The game board of Eurasian Chess merges the checkered pattern common in Europe and the intersection-based board style found in Chinese Chess.
The pieces reflect the styles and colors prevalent in both Europe and China. They are disk-shaped as typically seen in Chinese Chess but bear Western piece imagery.
The pieces are colored black and white in line with European tradition, while the disks are blue and red following Chinese practice.
The game’s ASCII representation uses a row of “=” signs to depict the river.
Eurasian Chess incorporates pieces with roots both in European and Asian chess traditions. Here are the pieces used in the game, their movements, and their origins:
- King: Like its counterparts in European Chess, Shogi, and other Asian variants, the King can move one space in any direction but cannot move into check. The King cannot cross the river, a feature borrowed from Chinese Chess. Kings cannot face each other across any open vertical or diagonal line.
- Queen: The Queen, which can move along orthogonal and diagonal lines, was independently invented in both Europe and Asia, but gained prominence only in Europe. Its inclusion in Eurasian Chess is a nod to Europe’s contribution to the game.
- Horse (Knight): The Horse, known as the Knight in Chess, is a relic from Chaturanga that found its way into both Eastern and Western chess variants. It can move in an L shape, jumping over any pieces in its path.
- Chariot (Rook): Another Chaturanga piece that migrated east and west, the Chariot, known as the Rook in Chess, can move along orthogonal lines.
- Sage (Bishop): The Sage, known as the Bishop in Chess, was independently created in both Europe and Asia.

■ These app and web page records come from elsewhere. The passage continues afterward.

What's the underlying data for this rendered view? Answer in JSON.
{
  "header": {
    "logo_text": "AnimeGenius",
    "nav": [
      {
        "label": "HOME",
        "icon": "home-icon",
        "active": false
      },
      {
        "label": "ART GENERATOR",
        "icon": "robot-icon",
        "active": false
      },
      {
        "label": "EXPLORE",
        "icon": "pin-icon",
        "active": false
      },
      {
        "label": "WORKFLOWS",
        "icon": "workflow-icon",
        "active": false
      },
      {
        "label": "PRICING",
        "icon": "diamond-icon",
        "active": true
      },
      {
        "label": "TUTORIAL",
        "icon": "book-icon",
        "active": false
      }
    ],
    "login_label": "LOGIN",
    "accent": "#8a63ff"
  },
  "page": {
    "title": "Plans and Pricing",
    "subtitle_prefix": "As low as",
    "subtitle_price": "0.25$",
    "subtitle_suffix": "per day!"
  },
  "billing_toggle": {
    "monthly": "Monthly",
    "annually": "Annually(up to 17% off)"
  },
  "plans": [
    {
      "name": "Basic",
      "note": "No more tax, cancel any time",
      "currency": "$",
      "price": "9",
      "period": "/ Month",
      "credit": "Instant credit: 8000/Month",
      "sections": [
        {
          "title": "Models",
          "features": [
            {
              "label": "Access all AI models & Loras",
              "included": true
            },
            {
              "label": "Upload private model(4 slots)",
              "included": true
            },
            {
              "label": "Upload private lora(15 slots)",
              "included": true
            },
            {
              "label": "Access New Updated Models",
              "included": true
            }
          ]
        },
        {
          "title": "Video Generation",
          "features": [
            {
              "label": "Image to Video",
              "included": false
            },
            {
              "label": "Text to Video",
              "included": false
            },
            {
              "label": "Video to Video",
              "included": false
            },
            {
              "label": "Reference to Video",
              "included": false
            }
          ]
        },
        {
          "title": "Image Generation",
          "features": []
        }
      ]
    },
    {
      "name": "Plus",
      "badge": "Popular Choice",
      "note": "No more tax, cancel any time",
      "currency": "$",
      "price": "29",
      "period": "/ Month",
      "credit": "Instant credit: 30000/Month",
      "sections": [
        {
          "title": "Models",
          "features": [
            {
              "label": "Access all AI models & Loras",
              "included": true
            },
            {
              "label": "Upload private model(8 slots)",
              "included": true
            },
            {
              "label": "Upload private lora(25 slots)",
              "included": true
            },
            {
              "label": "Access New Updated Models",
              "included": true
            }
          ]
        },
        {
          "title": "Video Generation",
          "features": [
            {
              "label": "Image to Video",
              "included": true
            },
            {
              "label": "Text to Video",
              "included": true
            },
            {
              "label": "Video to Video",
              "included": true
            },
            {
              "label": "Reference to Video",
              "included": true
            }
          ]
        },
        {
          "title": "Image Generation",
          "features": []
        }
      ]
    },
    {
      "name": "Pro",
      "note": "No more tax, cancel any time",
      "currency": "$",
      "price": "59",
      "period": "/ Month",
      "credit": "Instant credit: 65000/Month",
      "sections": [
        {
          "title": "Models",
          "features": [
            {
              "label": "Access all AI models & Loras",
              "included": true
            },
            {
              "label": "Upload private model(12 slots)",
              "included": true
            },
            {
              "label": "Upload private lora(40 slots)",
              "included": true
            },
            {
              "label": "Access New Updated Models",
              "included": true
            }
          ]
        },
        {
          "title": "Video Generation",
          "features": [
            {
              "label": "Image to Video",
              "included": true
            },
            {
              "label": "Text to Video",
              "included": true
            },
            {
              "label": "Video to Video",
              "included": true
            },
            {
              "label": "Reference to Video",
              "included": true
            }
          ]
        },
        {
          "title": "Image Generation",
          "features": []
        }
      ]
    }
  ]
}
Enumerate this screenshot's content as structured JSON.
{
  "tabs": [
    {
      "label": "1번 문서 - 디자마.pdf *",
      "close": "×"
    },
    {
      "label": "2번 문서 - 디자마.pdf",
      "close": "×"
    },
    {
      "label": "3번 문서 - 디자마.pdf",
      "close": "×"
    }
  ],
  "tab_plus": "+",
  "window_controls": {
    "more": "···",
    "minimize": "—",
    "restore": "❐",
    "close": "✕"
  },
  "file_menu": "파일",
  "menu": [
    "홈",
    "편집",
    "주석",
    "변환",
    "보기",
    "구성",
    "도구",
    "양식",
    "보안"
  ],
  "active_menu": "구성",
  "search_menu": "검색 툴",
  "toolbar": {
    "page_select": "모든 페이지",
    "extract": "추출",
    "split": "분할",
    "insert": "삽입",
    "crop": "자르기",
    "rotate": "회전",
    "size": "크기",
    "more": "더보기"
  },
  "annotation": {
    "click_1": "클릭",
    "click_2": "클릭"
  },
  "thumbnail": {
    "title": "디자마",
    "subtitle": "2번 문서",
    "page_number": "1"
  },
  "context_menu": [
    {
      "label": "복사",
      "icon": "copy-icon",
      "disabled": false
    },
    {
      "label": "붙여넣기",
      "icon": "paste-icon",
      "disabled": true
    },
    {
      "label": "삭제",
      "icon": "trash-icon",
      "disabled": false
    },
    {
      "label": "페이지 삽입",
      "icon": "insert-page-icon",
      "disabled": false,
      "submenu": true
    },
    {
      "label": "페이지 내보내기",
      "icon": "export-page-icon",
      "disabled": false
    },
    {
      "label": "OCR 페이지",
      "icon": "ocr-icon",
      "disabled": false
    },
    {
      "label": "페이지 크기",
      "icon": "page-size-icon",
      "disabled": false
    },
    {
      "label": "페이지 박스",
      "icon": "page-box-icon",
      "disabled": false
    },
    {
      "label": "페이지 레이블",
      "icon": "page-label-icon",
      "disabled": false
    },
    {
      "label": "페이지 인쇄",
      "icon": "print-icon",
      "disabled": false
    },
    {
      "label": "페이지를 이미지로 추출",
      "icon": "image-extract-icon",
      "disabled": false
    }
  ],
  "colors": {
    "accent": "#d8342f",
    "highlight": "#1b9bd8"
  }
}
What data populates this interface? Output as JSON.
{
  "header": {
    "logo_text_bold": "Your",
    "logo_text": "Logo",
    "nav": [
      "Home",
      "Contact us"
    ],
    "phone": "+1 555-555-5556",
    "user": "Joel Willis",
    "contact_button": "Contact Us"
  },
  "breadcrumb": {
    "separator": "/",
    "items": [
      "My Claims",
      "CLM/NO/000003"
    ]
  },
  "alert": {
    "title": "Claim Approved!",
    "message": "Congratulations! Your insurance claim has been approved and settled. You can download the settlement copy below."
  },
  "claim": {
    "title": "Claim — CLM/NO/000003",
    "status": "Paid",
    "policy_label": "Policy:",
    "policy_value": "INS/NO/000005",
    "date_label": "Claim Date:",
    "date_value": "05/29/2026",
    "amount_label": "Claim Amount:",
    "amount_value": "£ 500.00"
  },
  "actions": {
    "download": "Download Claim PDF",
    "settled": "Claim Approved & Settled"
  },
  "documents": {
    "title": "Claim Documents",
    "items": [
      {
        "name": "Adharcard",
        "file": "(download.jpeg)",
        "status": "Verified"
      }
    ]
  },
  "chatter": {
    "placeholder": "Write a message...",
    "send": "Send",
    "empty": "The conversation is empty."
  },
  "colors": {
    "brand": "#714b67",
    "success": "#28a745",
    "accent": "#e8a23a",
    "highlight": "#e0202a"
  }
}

It can move
Summary of Eurasian Chess
Eurasian Chess is a unique variant that blends elements from both Western and Eastern forms of Chess, particularly FIDE Chess and Chinese Chess.
It also incorporates elements from other popular variants such as Grand Chess and regional Asian versions like Thai, Burmese, and Mongolian Chess.
The game was first conceived in February 2003 and later underwent modifications to the Pawn promotion rules in February 2005.
The game’s board combines features of the checkered board commonly used in Europe with a Chinese style board that places pieces on intersections between spaces. This blend is reflected in the pieces used, which are disc-shaped like Chinese Chess pieces but bear Western piece images.
They are colored black and white, typical of European pieces, but the disks are colored blue and red, reflecting the style of Chinese Chess.
Eurasian Chess retains several pieces from the original Chaturanga that were preserved in both FIDE Chess and regional Asian variants.
These include the King, Horse (Knight), Pawn, and Chariot (Rook). Other pieces in the game include the Queen, a contribution from Europe and China, the Cannon, a unique contribution from Asia, and the Vao (named Arrow in this variant), a piece of mixed heritage based on the Bishop and the Chinese Chess Cannon. Each piece carries its unique movement and capture rules.
The rules of Eurasian Chess are similar to standard Chess, with key differences including the absence of castling, the restriction of the King to its own side of the river (a feature borrowed from Chinese Chess), and specific Pawn promotion rules.
For instance, a Pawn may promote to any of the player’s captured pieces when moving to any of the last three ranks but doesn’t have to promote until it reaches the last rank.
In terms of piece values, the Queen and Chariot are considered major pieces, while the Cannon and Horse are the most valuable minor pieces.
The Sage (Bishop) and Arrow (Vao) are minor pieces of limited worth. However, the relative worth of pieces can vary based on the specific circumstances of the game.
If you have the Zillions of Games software installed, you can download the necessary file to play Eurasian Chess on your computer.
Alternatively, you can play it online using a web browser and an internet connection with the Game Courier service.